> _WHAT YOU SHOULD DO_
A single number is the whole answer: the count of lines in these entries that hold "title".

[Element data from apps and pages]
-------------------------

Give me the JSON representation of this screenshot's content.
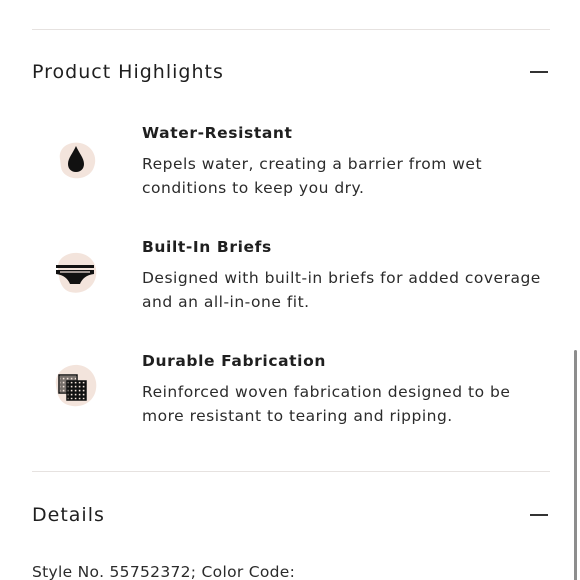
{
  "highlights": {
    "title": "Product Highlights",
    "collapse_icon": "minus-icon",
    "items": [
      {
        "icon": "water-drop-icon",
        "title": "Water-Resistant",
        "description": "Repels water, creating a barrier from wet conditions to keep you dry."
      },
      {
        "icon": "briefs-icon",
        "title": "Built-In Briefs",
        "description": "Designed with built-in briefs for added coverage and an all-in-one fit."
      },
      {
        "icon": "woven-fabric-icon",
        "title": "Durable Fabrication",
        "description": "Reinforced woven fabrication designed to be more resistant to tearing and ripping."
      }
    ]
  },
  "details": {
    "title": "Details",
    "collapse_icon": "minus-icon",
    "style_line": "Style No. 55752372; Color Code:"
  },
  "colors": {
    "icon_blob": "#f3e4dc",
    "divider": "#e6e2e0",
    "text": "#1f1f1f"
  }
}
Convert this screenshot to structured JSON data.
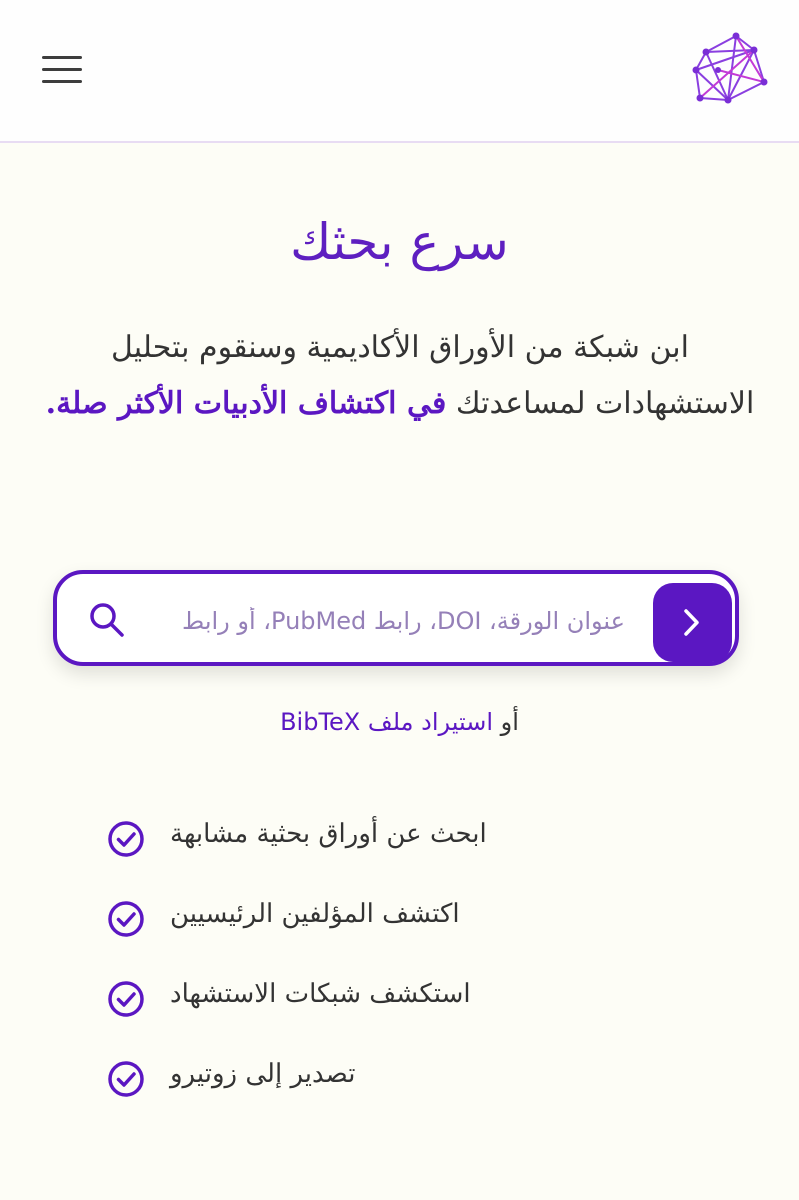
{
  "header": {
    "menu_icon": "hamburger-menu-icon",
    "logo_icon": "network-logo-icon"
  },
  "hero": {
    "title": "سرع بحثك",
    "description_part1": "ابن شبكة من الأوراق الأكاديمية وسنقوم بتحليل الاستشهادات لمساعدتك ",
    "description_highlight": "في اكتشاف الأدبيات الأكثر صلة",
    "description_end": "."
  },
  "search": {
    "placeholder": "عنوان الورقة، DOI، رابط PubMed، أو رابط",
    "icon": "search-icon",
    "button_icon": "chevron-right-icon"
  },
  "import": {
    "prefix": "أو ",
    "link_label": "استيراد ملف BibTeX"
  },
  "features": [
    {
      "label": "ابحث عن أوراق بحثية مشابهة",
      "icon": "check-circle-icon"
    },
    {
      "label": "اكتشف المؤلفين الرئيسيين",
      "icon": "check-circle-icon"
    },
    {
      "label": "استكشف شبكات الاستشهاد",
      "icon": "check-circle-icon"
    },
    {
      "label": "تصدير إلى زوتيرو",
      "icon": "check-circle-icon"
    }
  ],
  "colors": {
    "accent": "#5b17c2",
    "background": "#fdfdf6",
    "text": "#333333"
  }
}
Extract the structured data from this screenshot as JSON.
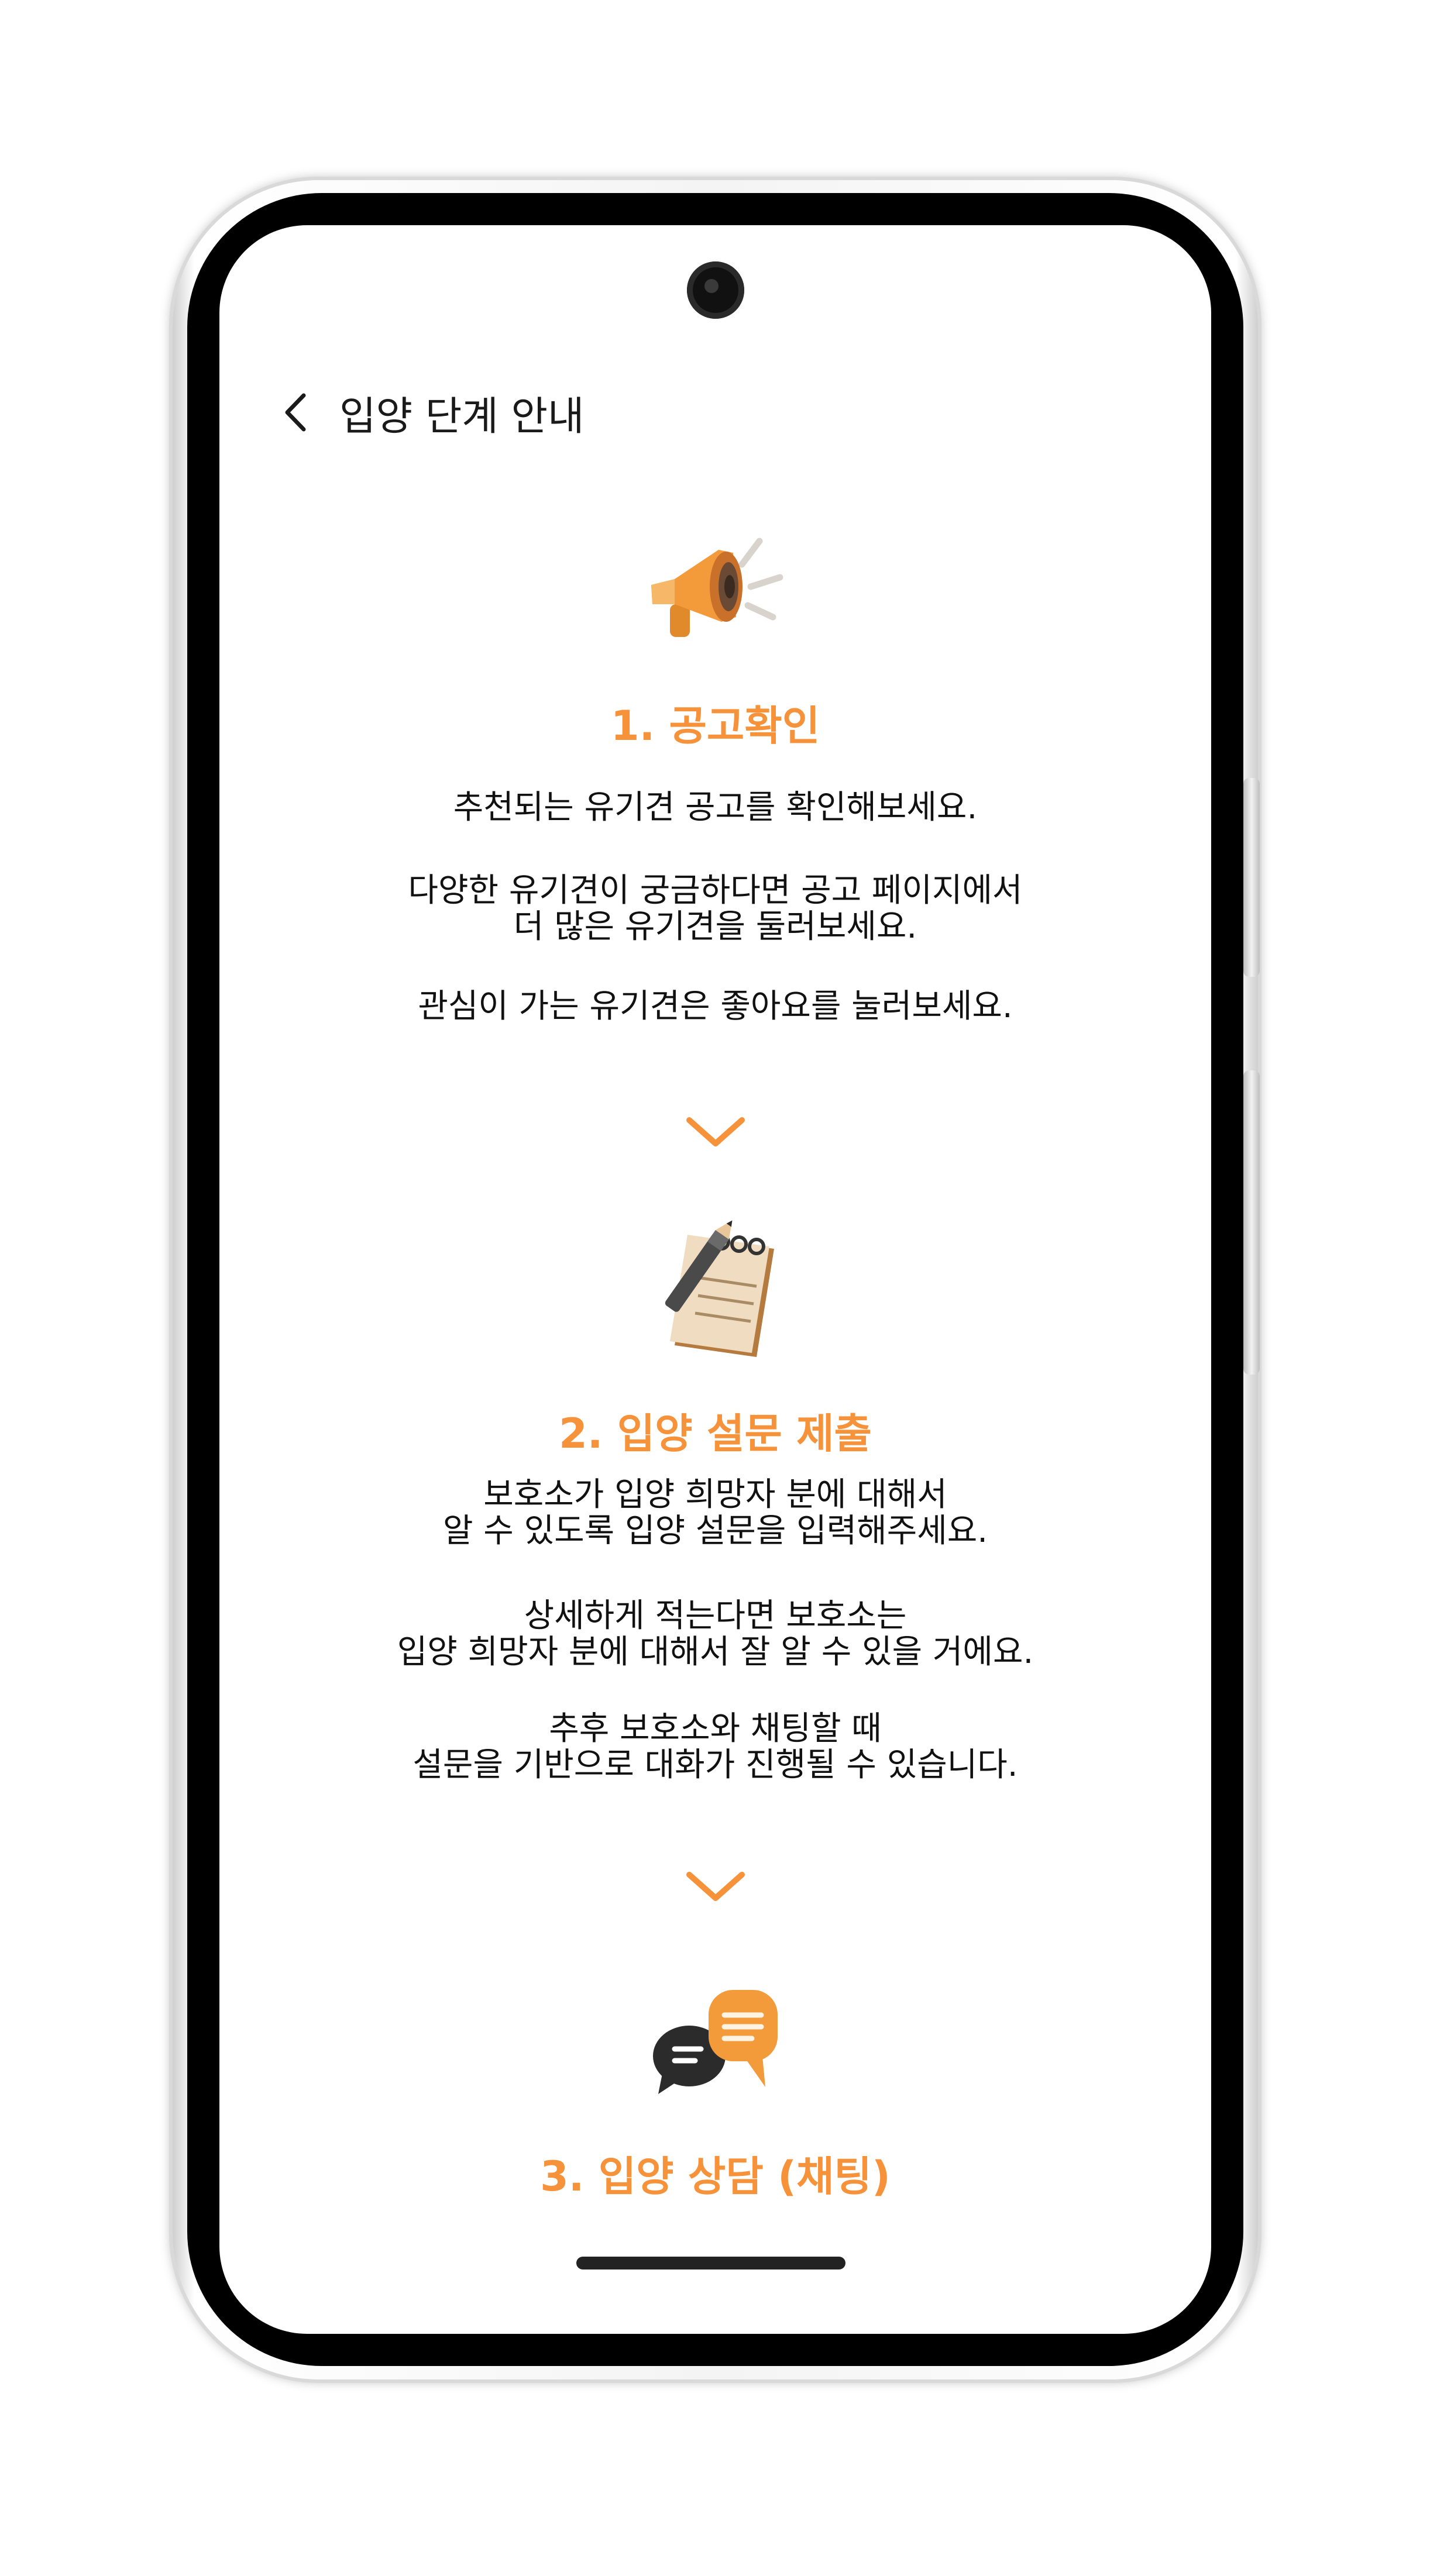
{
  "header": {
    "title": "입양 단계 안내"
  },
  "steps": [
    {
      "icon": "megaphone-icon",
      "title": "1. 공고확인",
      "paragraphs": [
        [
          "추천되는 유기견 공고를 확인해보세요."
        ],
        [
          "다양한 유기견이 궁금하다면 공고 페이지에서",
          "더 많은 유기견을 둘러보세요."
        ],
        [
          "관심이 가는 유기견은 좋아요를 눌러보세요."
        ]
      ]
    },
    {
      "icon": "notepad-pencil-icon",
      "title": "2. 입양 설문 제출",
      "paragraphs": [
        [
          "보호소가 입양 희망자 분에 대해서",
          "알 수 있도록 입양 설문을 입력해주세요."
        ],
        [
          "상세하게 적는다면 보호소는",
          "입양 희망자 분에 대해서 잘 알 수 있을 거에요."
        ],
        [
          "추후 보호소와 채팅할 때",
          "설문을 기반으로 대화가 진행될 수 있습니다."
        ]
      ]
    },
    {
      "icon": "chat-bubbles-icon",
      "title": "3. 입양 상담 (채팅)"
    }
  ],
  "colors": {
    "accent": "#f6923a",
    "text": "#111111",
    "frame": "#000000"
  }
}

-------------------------

> _THE COMPLETED TASK_
10